Image: Damage in the Macomia district following Cyclone Kenneth in Mozambiq
Damage in the Macomia district following Cyclone Kenneth in Mozambique on April 27, 2019.   -   Copyright  Saviano Abreu

PEMBA, Mozambique — Rains were still pounding parts of northern Mozambique on Tuesday, several days after Cyclone Kenneth, while the United Nations said aid workers faced "an incredibly difficult situation" in reaching thousands of survivors. At least 38 people are dead, the government said.

U.N. humanitarian spokeswoman Gemma Connell said bad weather kept badly needed supplies from arriving in the coastal city of Pemba on Monday. This will be a challenge in the rainy days ahead, she told The Associated Press.

The government again urged Pemba residents to flee to higher ground as flooding continued. More than 22 inches of rain have fallen in Pemba since Kenneth made landfall last Thursday, just six weeks after Cyclone Idai tore into central Mozambique.

This is the first time two cyclones have struck the southern African nation in a single season, and Kenneth was the first cyclone recorded so far north in Mozambique in the modern era of satellite imaging.

Up to 3 inches of rain were forecast over the next 24 hours, and rivers in the region were expected to reach flood peak by Thursday, the U.N. Humanitarian Office said, citing a UK aid analysis. It is the end of the rainy season and rivers were already high.

Scores of thousands of people in the Macomia and Quissanga districts north of Pemba and on Ibo Island need food and shelter. About 35,000 buildings and homes were partly or fully destroyed, the government said. At least three bridges had collapsed, stranding some communities.

"These people lost everything," Connell said. "It is critical that we get them the food that they need to survive." Women and children have been the hardest hit "without the basics that they need to get by," especially shelter, she said.

A lull in the rain on Tuesday allowed a first flight to leave for Quissanga with food and health supplies, the U.N. World Food Program (WFP) told reporters in Geneva.

The cyclone will affect the region for months to come after wreaking havoc on the key livelihoods of fishing and agriculture in the largely rural region, the WFP said. Some 76,600 acres of crops were lost at the peak of the harvest season.

"The area is already very vulnerable to food insecurity," said UN spokesman Herve Verhoosel. Mozambique's northernmost Cabo Delgado province has the country's second-highest rate of chronic malnutrition at 53%, WFP said.

Authorities were preparing for a possible cholera outbreak as some wells were contaminated and safe drinking water became a growing concern.

With the pair of deadly cyclones — Idai killed more than 600 people last month — Mozambique is "a very complex humanitarian situation," Connell said. Only a quarter of the funding needed for Idai relief efforts has come in while funding for Kenneth has been slow.
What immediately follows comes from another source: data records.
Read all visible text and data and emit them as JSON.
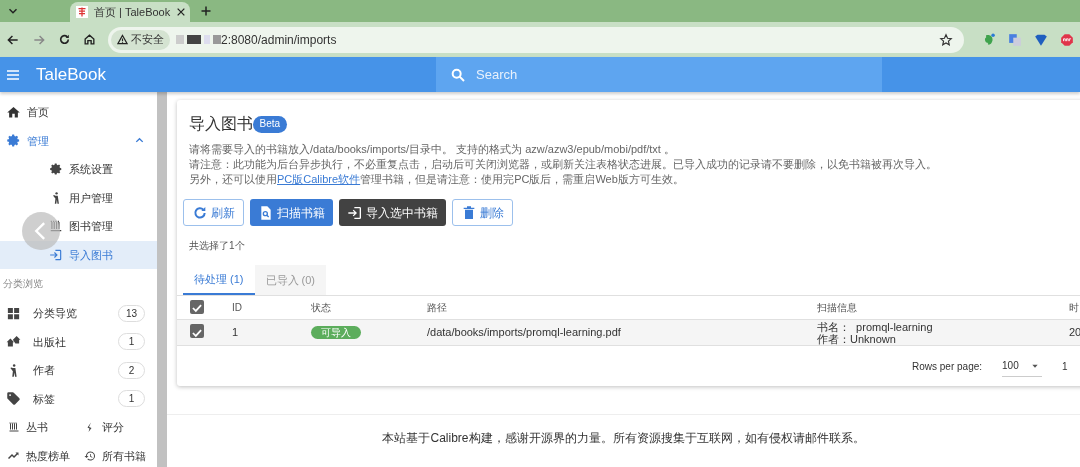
{
  "browser": {
    "tab_title": "首页 | TaleBook",
    "security_label": "不安全",
    "url": "2:8080/admin/imports"
  },
  "appbar": {
    "title": "TaleBook",
    "search_placeholder": "Search"
  },
  "sidebar": {
    "items": [
      {
        "label": "首页",
        "selected": false
      },
      {
        "label": "管理",
        "selected": false,
        "expanded": true,
        "children": [
          {
            "label": "系统设置",
            "selected": false
          },
          {
            "label": "用户管理",
            "selected": false
          },
          {
            "label": "图书管理",
            "selected": false
          },
          {
            "label": "导入图书",
            "selected": true
          }
        ]
      }
    ],
    "section_label": "分类浏览",
    "categories": [
      {
        "label": "分类导览",
        "count": "13"
      },
      {
        "label": "出版社",
        "count": "1"
      },
      {
        "label": "作者",
        "count": "2"
      },
      {
        "label": "标签",
        "count": "1"
      }
    ],
    "links": [
      {
        "label": "丛书"
      },
      {
        "label": "评分"
      },
      {
        "label": "热度榜单"
      },
      {
        "label": "所有书籍"
      }
    ]
  },
  "page": {
    "title": "导入图书",
    "badge": "Beta",
    "description": [
      {
        "text": "请将需要导入的书籍放入/data/books/imports/目录中。 支持的格式为 azw/azw3/epub/mobi/pdf/txt 。"
      },
      {
        "text": "请注意：此功能为后台异步执行，不必重复点击，启动后可关闭浏览器，或刷新关注表格状态进展。已导入成功的记录请不要删除，以免书籍被再次导入。"
      },
      {
        "text": "另外，还可以使用",
        "link": "PC版Calibre软件",
        "text_after": "管理书籍，但是请注意：使用完PC版后，需重启Web版方可生效。"
      }
    ],
    "buttons": [
      {
        "label": "刷新",
        "kind": "outline"
      },
      {
        "label": "扫描书籍",
        "kind": "primary"
      },
      {
        "label": "导入选中书籍",
        "kind": "dark"
      },
      {
        "label": "删除",
        "kind": "outline"
      }
    ],
    "selection_summary": "共选择了1个",
    "tabs": [
      {
        "label": "待处理 (1)",
        "selected": true
      },
      {
        "label": "已导入 (0)",
        "selected": false
      }
    ],
    "table": {
      "all_selected": true,
      "columns": [
        "ID",
        "状态",
        "路径",
        "扫描信息",
        "时"
      ],
      "rows": [
        {
          "selected": true,
          "id": "1",
          "status": "可导入",
          "path": "/data/books/imports/promql-learning.pdf",
          "scan_info": [
            "书名：  promql-learning",
            "作者：Unknown"
          ],
          "time": "20"
        }
      ]
    },
    "pagination": {
      "rows_per_page_label": "Rows per page:",
      "rows_per_page": "100",
      "page_info": "1"
    }
  },
  "footer": "本站基于Calibre构建，感谢开源界的力量。所有资源搜集于互联网，如有侵权请邮件联系。"
}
"This is a new crisis," she said. "We are having to stretch across the two operations. That is a basic reality we are dealing with every day."